- GOAL OF THE EXERCISE -
Whenever the string "path" appears in a line below, please copy the line out.

RECORDS SUPPLIED section start

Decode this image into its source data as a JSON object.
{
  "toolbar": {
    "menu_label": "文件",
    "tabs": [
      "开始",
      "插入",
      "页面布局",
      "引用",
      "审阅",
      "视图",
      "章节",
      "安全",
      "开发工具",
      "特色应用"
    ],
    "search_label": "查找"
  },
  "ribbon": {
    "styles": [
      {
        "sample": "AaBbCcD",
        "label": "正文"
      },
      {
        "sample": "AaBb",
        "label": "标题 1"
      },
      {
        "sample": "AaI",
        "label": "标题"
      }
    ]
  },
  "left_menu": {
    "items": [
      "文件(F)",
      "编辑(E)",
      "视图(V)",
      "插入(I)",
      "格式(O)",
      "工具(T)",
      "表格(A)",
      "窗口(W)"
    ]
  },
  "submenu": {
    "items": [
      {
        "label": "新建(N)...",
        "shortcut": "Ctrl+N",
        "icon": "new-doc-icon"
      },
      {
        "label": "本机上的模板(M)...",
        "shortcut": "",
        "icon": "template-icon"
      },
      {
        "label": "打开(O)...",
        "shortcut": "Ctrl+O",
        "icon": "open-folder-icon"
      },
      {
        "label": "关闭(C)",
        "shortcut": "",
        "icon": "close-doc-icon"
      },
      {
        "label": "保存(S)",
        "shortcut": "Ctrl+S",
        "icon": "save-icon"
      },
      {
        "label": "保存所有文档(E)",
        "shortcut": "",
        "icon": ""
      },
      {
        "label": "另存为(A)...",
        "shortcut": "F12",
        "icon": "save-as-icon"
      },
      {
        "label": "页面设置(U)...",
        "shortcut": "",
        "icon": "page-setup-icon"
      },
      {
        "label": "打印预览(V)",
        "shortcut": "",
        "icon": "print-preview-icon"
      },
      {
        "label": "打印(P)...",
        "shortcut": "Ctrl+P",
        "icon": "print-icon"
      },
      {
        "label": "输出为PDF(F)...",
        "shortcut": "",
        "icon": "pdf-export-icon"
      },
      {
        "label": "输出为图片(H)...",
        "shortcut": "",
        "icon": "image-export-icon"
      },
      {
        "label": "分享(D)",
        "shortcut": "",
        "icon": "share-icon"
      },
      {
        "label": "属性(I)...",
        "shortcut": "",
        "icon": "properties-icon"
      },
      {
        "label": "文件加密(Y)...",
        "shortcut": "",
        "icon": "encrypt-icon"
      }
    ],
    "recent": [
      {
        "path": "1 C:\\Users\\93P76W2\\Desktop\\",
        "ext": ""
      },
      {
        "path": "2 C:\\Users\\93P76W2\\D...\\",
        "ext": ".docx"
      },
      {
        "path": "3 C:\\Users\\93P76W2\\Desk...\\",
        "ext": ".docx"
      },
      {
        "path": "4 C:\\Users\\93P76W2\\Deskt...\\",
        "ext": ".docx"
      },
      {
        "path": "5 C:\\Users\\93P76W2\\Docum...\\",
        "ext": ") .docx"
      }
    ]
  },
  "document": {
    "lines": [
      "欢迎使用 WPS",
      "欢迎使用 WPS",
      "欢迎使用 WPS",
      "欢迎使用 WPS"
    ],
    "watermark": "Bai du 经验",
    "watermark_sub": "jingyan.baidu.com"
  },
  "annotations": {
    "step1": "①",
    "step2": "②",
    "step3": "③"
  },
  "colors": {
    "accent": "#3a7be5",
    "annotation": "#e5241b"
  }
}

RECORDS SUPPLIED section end

- OUTPUT -
        "path": "1 C:\\Users\\93P76W2\\Desktop\\",
        "path": "2 C:\\Users\\93P76W2\\D...\\",
        "path": "3 C:\\Users\\93P76W2\\Desk...\\",
        "path": "4 C:\\Users\\93P76W2\\Deskt...\\",
        "path": "5 C:\\Users\\93P76W2\\Docum...\\",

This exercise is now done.